Branding: If you look at any logo guideline, you'll see that designers establish the right amount of negative space around the logo so that it is viewed correctly. Breaking these criteria has a negative impact on visual performance.
The resource's nature: negative space has an effect on the so-called design tone. For example, news resources will have less empty space on the front page than blogs in order to set the tone and convey the idea that the platform is full of info that appears dynamically.
Attention ratio: allowing for appropriate negative space improves visual hierarchy and helps viewers to focus on the important aspects.
According to this, negative space has an effect on visual perception in the following ways:
- graphic content
- copy content
Another example is the mobile application Upper app, where the negative space is completely black, generating a strong contrast with the interface's essential parts. Only one straight line is utilised throughout the entire screen. Nonetheless, thanks to abundant air and minimal distractions, the entire layout appears ordered and very legible. It also promotes stylish minimalist elegance in order to maximise aesthetic delight.
Consider the Following Pitfalls

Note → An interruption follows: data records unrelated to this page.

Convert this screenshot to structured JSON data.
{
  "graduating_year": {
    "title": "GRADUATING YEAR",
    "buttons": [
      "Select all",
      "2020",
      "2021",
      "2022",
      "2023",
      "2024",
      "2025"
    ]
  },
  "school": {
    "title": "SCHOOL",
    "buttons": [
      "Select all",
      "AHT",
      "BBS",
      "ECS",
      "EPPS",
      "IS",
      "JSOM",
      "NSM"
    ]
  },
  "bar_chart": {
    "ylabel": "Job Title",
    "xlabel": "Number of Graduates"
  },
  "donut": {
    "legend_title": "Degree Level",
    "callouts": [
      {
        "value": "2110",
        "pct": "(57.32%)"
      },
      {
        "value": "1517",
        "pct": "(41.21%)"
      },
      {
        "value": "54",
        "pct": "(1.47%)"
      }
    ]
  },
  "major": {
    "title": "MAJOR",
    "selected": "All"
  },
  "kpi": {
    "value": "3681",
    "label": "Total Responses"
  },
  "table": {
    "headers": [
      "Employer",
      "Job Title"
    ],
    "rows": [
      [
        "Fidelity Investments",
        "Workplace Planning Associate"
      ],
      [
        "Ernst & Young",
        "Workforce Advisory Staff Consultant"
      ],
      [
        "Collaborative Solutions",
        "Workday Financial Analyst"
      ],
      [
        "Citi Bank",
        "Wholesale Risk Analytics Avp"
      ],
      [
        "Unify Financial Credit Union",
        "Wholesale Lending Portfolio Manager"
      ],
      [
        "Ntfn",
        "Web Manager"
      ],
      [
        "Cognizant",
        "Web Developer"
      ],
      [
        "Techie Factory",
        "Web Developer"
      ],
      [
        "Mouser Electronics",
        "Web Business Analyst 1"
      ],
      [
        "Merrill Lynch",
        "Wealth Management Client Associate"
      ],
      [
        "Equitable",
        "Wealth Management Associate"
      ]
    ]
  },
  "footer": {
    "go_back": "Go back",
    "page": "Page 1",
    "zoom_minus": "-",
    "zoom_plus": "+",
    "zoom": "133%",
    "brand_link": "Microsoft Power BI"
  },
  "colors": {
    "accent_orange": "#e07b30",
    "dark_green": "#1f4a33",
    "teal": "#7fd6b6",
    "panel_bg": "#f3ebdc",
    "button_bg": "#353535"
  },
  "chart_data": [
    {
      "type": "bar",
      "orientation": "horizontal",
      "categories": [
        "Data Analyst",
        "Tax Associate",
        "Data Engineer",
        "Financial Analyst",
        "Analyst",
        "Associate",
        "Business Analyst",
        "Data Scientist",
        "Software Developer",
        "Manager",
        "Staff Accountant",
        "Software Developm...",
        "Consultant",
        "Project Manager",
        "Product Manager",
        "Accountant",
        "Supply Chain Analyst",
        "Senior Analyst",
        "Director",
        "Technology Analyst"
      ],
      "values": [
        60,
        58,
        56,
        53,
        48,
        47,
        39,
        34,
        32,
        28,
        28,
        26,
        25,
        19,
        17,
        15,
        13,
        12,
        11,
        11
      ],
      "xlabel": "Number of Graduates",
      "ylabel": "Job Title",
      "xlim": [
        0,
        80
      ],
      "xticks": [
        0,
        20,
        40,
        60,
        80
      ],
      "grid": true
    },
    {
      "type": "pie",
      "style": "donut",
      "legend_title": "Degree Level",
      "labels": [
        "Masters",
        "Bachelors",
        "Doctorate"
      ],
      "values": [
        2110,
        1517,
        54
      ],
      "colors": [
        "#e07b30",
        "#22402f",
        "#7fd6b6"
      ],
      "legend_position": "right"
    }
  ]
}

- Misleading wording. When speaking with clients who are unfamiliar with design jargon, clarify the idea of negative space before describing the design solution. A non-designer may struggle to grasp why "this screen needs additional white space" when staring at the completely black backdrop and negative space may be connected with anything negative - which it is not. Don't forget to cross all of your i's before employing the terms.
- Desire to eliminate negative space in order to fit more on the page or screen. It is not limited to UI design: you may hear an interior designer advise a customer who wants four bookshelves in one room instead of two, or an architect explain why there is a need for empty space surrounding the structure to make it seem and serve better. Furthermore, re-planning the pieces with greater use of negative space may give the appearance that the room or structure is larger than it is - and the same is true for data that must be displayed on a mobile device or web page. Decide what’s more important, what’s secondary and what can be eliminated so that to navigate the user intuitively. Negative space will help to make the harmonic look of the screen or page even if it’s full of information and functions.
- Inadequate prioritisation. Negative space is not a panacea if an interface is not supported by well-thought-out information architecture. Before you consider the design skin, you must consider how the user will discover a shortcut to his or her objective and solve his or her problem using an app or website. Plan this approach before creating the looks that will exhibit it in style; otherwise, even the best balance of visual components, including negative space, will not function successfully.
Which country is best for graphic designing ?
- The United States
- The United Kingdom.